Making A Bad Soil Good

A learning resource from ACS Distance Education
Do you have a hard, clayey material in your backyard, with which you expect to grow a fecund garden? Or perhaps a sandy soil with no nutrients to offer your much loved plants? Well do not despair, there are ways to improve soils.

What Makes a Good Soil?

What constitutes a good soil really depends upon what you want to use it for. Generally, good soils are loose enough to dig in easily; and excess water drains away freely, but it remains moist days after it has been watered.
For some types of hardy plants, a good soil might be one with minimal friability, and nutrition. For water loving plants, a good soil might be one with minimal drainage.
For most plants though, a good soil drains freely, is fertile (contains plenty of nutrients), holds moisture (doesn’t dry out too quickly after watering) and is loose (can be dug in without a lot of effort).

How to Treat Soil over Winter
If you live in an area where the soil stays wet and heavy for most of winter, you can still do things to improve it. For example:
  • Don’t dig very wet soil and don’t walk over it or compact it with vehicles or heavy machinery.
  • Drench the soil with a hose-on clay breaker.
  • Add layers of organic matter to the surface. This will protect the soil from erosion (from heavy rain) and compaction. It won’t break down as fast as in warm weather but it will gradually rot and improve the soil.
  • When the soil dries out, a drainage system could be installed to minimise the problem next winter.

How to Improve your Soil
All soils used for growing plants will benefit from additional organic matter, but the different particle sizes of the different soil types require different solutions.

Clay Soil
Clay soils tend to be have a high plant nutrient content, but they are both difficult to water and easily waterlogged. Clay soils can be improved by cultivating the soil and adding gypsum (clay breaker).

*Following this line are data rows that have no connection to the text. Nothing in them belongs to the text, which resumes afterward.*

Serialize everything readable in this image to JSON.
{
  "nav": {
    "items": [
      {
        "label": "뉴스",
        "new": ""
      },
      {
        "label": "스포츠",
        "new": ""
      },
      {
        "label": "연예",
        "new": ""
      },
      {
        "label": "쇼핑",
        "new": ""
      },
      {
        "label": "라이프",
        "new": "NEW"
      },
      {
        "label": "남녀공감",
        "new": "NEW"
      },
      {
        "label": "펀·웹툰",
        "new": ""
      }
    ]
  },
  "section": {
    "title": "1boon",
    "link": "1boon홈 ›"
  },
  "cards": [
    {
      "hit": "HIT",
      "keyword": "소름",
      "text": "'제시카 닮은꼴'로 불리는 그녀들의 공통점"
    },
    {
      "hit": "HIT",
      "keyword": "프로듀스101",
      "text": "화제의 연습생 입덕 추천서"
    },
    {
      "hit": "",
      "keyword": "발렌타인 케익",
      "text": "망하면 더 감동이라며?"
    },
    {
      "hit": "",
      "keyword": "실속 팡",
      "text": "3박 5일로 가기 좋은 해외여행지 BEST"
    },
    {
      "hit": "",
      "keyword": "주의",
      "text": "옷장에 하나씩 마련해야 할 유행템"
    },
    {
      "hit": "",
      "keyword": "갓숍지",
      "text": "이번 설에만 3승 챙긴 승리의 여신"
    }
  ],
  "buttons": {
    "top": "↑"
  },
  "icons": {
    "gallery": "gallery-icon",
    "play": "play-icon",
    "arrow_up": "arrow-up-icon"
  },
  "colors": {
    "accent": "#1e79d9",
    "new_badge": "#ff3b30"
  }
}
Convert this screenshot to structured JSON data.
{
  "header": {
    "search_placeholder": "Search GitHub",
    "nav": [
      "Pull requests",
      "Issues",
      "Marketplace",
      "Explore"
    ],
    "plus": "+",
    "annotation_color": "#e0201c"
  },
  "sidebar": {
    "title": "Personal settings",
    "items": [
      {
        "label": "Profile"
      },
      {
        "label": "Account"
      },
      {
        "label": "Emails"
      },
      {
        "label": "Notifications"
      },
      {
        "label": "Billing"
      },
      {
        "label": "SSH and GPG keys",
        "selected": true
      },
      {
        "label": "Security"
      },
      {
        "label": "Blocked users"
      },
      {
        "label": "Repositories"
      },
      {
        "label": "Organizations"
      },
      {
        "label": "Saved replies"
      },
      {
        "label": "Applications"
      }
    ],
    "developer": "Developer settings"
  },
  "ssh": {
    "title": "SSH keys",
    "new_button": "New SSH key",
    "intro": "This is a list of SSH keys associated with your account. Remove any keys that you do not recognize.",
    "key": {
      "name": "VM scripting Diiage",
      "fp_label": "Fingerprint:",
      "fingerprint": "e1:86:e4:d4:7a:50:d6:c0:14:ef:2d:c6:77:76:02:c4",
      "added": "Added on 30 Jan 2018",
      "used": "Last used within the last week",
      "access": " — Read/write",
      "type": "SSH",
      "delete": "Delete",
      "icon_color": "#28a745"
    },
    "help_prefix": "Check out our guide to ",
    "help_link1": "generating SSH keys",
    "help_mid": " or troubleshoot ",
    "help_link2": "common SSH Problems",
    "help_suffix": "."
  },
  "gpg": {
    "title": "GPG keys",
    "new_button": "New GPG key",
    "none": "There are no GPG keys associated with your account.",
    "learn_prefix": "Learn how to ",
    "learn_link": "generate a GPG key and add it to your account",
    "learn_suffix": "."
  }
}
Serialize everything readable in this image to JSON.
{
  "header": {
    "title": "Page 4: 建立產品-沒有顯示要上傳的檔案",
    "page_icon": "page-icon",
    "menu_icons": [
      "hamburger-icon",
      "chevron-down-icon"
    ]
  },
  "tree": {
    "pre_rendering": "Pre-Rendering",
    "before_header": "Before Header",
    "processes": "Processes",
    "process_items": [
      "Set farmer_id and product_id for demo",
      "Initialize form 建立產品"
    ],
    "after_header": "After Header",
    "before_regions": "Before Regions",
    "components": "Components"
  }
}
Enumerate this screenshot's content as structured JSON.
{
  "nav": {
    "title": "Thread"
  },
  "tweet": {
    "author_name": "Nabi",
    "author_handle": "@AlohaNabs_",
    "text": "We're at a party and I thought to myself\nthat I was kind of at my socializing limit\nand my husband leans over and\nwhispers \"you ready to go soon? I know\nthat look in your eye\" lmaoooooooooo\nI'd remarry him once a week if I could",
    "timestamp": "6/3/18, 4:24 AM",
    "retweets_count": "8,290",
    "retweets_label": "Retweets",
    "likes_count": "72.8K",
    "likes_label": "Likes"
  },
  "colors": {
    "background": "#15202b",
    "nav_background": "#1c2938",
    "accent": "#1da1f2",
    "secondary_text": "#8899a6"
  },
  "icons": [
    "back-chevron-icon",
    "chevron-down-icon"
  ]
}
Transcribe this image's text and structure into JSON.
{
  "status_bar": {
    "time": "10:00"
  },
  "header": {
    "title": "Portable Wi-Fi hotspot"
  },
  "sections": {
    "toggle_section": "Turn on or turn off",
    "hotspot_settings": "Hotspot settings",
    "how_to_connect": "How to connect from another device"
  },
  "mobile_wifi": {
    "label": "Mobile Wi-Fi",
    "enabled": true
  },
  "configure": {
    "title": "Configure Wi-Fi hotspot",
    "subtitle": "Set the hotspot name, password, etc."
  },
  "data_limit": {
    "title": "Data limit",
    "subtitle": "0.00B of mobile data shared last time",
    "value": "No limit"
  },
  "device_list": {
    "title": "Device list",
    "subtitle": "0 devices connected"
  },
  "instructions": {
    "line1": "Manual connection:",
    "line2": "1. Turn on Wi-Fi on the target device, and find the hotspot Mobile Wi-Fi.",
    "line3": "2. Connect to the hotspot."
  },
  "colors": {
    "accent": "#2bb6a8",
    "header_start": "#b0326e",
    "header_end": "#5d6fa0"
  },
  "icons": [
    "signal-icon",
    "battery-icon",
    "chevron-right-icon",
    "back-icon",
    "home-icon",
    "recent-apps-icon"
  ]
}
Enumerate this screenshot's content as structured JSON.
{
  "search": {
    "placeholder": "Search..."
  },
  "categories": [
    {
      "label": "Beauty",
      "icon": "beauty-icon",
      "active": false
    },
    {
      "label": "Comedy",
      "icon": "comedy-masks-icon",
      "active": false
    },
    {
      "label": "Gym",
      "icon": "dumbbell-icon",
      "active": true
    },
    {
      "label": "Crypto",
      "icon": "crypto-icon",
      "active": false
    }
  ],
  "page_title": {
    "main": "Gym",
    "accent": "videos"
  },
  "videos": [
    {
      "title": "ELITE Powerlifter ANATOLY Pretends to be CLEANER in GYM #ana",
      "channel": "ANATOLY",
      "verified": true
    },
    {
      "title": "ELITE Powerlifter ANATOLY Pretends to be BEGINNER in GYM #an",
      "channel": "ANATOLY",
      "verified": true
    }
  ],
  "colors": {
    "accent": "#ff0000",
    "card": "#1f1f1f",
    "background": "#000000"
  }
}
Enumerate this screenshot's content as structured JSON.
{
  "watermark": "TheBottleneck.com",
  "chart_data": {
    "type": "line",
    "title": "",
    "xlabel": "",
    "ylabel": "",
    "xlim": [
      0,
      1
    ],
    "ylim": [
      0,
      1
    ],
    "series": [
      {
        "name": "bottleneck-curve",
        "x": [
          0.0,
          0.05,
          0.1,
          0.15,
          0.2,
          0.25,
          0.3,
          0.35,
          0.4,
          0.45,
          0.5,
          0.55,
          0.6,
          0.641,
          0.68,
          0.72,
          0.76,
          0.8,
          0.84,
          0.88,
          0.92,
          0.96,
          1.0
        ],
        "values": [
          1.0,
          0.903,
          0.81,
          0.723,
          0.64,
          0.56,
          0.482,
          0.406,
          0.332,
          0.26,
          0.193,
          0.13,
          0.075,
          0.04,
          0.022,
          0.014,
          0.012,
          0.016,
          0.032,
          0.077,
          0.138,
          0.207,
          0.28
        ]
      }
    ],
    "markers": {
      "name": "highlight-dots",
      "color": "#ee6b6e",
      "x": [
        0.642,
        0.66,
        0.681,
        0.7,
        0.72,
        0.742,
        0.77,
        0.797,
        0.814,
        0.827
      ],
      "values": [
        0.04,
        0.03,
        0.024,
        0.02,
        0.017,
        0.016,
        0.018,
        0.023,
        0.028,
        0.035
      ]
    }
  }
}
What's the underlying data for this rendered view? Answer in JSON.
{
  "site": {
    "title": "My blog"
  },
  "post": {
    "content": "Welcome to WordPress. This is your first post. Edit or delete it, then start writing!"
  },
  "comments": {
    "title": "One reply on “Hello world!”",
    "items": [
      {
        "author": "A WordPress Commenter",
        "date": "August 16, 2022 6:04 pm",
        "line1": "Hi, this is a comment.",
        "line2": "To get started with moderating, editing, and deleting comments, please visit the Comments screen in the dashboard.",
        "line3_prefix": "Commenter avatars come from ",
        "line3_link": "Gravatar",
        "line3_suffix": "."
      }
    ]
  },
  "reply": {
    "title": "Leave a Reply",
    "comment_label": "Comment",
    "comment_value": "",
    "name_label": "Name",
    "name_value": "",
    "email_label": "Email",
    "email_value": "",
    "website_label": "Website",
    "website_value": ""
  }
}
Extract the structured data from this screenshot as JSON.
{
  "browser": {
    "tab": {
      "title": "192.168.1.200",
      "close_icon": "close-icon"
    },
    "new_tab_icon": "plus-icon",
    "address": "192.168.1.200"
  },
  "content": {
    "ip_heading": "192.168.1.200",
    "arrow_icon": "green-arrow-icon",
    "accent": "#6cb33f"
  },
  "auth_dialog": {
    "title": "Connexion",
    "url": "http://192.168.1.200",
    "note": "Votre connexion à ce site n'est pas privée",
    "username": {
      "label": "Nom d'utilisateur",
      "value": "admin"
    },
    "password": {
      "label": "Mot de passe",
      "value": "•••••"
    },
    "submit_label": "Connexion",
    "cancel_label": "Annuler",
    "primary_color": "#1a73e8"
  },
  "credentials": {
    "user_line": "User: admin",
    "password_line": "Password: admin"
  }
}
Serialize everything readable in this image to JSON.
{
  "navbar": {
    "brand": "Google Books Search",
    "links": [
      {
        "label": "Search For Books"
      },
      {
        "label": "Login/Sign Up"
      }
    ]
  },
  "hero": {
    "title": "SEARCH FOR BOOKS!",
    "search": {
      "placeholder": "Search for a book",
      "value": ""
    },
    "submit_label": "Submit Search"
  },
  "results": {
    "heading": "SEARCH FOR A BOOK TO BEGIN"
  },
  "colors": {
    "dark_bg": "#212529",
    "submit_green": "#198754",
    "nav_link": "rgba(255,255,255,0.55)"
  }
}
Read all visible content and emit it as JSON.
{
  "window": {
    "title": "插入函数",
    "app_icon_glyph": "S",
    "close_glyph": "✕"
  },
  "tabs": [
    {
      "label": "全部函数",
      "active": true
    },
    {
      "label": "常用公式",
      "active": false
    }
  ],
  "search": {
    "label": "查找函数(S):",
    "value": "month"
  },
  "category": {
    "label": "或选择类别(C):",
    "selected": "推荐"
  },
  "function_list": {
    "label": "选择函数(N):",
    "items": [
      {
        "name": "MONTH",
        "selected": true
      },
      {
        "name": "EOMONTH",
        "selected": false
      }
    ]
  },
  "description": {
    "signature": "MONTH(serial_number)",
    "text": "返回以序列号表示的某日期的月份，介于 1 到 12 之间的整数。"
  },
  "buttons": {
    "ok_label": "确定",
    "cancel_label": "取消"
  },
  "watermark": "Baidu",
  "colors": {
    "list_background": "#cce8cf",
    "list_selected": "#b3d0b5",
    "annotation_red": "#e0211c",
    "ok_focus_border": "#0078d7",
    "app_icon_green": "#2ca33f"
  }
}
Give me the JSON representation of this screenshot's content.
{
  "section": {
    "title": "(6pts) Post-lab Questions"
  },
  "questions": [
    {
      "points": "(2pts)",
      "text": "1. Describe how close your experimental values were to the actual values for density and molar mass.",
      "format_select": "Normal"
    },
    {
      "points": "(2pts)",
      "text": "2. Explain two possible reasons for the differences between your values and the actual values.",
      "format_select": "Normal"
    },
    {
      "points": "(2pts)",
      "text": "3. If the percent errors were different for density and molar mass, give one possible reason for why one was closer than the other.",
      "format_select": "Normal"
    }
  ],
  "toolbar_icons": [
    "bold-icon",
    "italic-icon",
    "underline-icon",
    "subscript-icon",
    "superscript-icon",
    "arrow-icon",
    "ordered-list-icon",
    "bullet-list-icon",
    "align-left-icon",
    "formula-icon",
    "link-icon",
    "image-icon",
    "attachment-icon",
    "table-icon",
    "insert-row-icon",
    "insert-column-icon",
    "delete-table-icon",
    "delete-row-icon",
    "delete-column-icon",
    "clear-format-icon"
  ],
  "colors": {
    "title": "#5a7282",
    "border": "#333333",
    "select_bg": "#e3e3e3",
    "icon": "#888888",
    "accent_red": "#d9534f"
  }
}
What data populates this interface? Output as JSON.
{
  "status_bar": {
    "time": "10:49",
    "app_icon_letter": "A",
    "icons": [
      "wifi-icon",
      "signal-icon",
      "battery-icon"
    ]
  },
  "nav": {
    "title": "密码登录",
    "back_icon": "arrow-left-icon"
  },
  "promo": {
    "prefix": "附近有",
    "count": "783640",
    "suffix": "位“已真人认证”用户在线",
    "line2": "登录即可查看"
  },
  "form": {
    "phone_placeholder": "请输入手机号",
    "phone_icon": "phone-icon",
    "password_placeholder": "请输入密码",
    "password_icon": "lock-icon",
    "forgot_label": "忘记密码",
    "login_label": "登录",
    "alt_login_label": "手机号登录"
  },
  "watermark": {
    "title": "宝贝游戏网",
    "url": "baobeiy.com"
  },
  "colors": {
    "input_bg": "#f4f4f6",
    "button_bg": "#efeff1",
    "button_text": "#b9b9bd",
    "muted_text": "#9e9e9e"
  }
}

Sandy Soil
Sandy soils usually have excellent drainage and low nutrient levels. They are also susceptible to wind and rain erosion. They can be improved with organic matter.

Rocky Soil
Rocky soils can’t be cultivated and are usually very low in plant nutrients. In this situation the cheapest option may be to build garden beds on top of the existing soil. This can be done by importing soil to the site or by using the No Dig gardening method. Simply build up the soil by laying down layers of organic material such as compost, newspapers and lawn clippings.

Improving Soil Fertility
Plants need nutrients to grow; and any soil can lose its supply of nutrients over time if you don’t replenish them.
The best way to do this is to keep adding compost, manure, or mulch – every year, if not more often. As these materials decompose, they release nutrients, maintaining a high level of soil fertility.

Fertilisers should be used as well, to supplement or top up the plants’ nutrient requirements. Don’t depend totally on fertiliser though: it just isn’t enough in most cases. Inorganic fertilisers can also cause environmental damage when used over long periods.

Compacted Soils
Because clay soils are made up of very small particles, they can be easily compressed together by the weight of vehicles or pedestrians. This results in soil that either repels water, or once wet, is unable to dry out. It is also low in the oxygen needed by plant roots.

Aerate compacted soils by digging them over and mixing in loose material such as compost or washed sand. Another way is to use an aerating tool that creates holes in the surface; then spread a sandy loam around to fall into those holes. (This technique is used in the turf industry.)

Soils to Build On
Soil needs to be solid if it is to support a wall, building, steps, paving or any other structure. You might need erosion control, rolling, compacting, grading, etc, if you are going to construct a path, driveway, wall, building or any other structure.
When planning to add a structure to your garden, make sure you are doing it on stable ground, or else stabilise the ground before building. If you plan to invest a lot of time or money in building something, you should seek advice from an engineer or landscape professional before commencing.

How to Stabilise Soil
Shallow fill (eg. 10-30cm) may be settled by watering thoroughly and compacting with a machine (eg. vibrating plate or roller – these can be hired). If possible, leave it for six months before constructing anything on the surface.

Deep fill can take years to settle, even with compacting treatments. If building in under three years, you may need stronger, reinforced foundations to prevent structural damage.

Slopes and Erosion
Erosion can be a problem, particularly on steep slopes. Soil can be stabilised by creating retaining walls, terracing, installing drainage or grading the soil.

So, if you are willing to do a bit of background homework and possibly a bit of hard labour in the backyard, there is hope for your soil, no matter how bad it seems!

Want to Know More?

Consider doing a course or buying a reference book from our school.

If you would like to communicate with one of our professional tutors, consider using our free course counselling service. click for details

If you want to browse our bookshop, go to

  • Quality ebooks written by our staff
  • Wide range of Horticulture titles by John Mason, author of over 40 gardening books, garden magazine editor, nurseryman, landscaper and principal of ACS.
  • Ebooks can be purchased online and downloaded straight away.
  • Read on an ipad, computer, iphone, reader or similar device.
  • New titles published every month –bookmark and revisit this site regularly
  • Download sample pages for free, to see what each book is like.

Titles include:



More from ACS